She came to Worthing after it was recommended by close friends who said it was a desirable part of Sussex in which to live.  She first moved to Findon but soon moved to Broadwater to a house called the Shrubbery in Ardsheal Road, now Worthing Fire Station and she her attractive garden soon became the venue for many fundraising events for local good causes including a tennis tournament.


She was a great benefactor of the poor in Worthing and had also been a poor law guardian at the East Preston Union. She was also a member of the National Union of Women’s Suffrage Societies and founder and president of the Worthing Women’s Franchise Society, a branch of the NUWSS, a member of the Conservative and Unionist Women’s Franchise Association and the Catholic Women’s Suffrage Society and largely responsible for the Worthing Women’s Franchise Society taking a leading role in the Sussex-wide campaign for ‘Votes for Women’

When she died in 1925 of a heart attack the following tribute was made; “She was detached from everything petty, small or unworthy and, having formed her opinions at an early age on what she believed was best for her country and its constitution, she had the courage of those opinions, and fought for them through thick and thin. There is scarcely a spot in Worthing that will not seem poorer for her passing.”

I am sure reader agree that she did so much for town and it was to our advantage that she chose to live in Worthing.

#Worthing #EllenChapman #Sticklercellsyndrome #suffragettes


About Wendy Hughes
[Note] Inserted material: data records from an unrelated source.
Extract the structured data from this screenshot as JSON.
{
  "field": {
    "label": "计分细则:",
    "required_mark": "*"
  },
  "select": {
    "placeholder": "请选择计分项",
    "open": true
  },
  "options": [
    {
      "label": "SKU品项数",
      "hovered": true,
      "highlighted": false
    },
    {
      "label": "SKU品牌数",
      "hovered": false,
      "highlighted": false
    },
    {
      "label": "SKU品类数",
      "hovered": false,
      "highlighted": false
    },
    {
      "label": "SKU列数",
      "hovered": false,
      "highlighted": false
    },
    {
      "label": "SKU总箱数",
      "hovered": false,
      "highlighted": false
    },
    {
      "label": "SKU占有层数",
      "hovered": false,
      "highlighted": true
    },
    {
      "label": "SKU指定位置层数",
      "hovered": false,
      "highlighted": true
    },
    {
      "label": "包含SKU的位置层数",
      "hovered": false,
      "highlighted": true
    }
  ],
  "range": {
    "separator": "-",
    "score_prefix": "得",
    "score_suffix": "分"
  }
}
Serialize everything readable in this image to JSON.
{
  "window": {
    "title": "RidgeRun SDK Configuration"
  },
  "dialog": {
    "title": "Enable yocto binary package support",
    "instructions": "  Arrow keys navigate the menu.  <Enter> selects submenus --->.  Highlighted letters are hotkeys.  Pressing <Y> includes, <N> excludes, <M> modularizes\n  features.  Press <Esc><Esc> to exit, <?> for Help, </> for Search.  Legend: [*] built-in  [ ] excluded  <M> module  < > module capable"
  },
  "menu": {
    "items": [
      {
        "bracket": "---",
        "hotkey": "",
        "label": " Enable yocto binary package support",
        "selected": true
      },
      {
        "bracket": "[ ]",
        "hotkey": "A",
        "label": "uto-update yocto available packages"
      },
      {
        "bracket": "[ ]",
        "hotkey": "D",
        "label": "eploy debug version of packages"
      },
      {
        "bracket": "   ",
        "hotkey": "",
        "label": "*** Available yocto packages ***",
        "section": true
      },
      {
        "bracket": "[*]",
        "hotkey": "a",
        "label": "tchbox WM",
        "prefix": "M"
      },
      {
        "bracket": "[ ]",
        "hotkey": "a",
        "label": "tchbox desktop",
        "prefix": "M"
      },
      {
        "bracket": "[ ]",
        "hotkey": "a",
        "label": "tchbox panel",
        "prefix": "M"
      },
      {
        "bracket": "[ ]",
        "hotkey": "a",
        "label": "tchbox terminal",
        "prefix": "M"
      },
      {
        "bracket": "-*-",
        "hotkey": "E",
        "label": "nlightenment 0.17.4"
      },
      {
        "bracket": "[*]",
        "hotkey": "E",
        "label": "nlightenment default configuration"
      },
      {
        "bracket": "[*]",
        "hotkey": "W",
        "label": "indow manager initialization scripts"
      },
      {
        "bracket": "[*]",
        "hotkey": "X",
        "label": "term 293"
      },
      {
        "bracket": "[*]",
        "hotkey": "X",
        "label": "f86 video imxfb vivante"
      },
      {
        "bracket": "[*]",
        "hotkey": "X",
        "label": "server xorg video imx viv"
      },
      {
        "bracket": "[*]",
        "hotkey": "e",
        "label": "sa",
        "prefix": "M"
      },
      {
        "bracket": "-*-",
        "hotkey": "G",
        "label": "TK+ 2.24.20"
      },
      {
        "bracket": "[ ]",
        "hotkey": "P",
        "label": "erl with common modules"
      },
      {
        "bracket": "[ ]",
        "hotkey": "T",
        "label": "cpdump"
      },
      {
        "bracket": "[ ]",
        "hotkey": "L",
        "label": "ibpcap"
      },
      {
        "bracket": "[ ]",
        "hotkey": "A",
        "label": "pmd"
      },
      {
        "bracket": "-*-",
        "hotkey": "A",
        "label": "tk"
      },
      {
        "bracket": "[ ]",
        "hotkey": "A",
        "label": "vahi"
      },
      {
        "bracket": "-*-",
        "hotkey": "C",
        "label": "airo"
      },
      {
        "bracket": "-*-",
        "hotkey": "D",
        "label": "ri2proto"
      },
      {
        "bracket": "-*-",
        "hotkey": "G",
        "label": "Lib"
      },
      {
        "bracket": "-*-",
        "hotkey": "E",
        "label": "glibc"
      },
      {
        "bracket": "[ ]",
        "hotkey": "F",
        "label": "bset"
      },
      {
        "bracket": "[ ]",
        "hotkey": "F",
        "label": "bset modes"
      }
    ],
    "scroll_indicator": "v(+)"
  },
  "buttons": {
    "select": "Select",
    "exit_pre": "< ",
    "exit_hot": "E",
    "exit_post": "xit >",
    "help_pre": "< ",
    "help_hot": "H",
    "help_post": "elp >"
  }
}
Wendy turned to writing, in 1989, when ill-health and poor vision forced her into early medical retirement. Since then she has published 26 nonfiction books, and over 2000 articles. Her work has appeared in magazines as diverse as The Lady, Funeral Service Journal, On the Road, 3rd Stone, Celtic Connections, Best of British, and Guiding magazine. She has a column in an America/Welsh newspaper for ex-pats on old traditions and customs in Wales. Her books include many on her native Wales, Anglesey Past and Present, The Story of Brecknock, Brecon, a pictorial History of the Town, Carmarthen, a History and Celebration and Tales of Old Glamorgan, and a book on Walton on Thames in the Images of England series, a company history and two books on the charity Hope Romania. She has also co-authored two story/activity books for children. Her latest books are: Haunted Worthing published in October 2010, a new colour edition of The Story of Pembrokeshire published in March 2011, and Shipwrecks of Sussex in June 2011 and Not a Guide to Worthing in 2014. She is working on a book entitled A-Z of Curious Sussex which will be published in 2016 Wendy also works with clients to bring their work up to publishable standard and is currently working on an autobiography with a lady that was married to a very famous 1940’s travel writer. Wendy has spent many years campaigning and writing on behalf of people affected by Stickler Syndrome, a progressive genetic connective tissue disorder from which she herself suffers. She founded the Stickler Syndrome Support Group and raises awareness of the condition amongst the medical profession, and produces the group’s literature, and has written the only book on the condition, Stickler The Elusive Syndrome, and has also contributed to a DVD on the condition, Stickler syndrome: Learning the Facts. She has also writing three novels, Sanctimonious Sin, a three generation saga set in Wales at the turn of the century, Power That Heal set in the Neolithic period entitled Powers that Heal, and a semi biographical book entitled New Beginnings which deals with two generations coping with blindness and a genetic condition. She has also had a handful of short stories published, and in her spare time is working on several at the moment. She also gives talks on a variety of subjects including Writing and Placing Articles, Writing Local History, Writing as Therapy, Writing your first novel, etc, and runs workshops on the craft of writing – both fiction and non-fiction. She is a member of the Society of Women Writers and Journalists, and a member of the Society of Authors.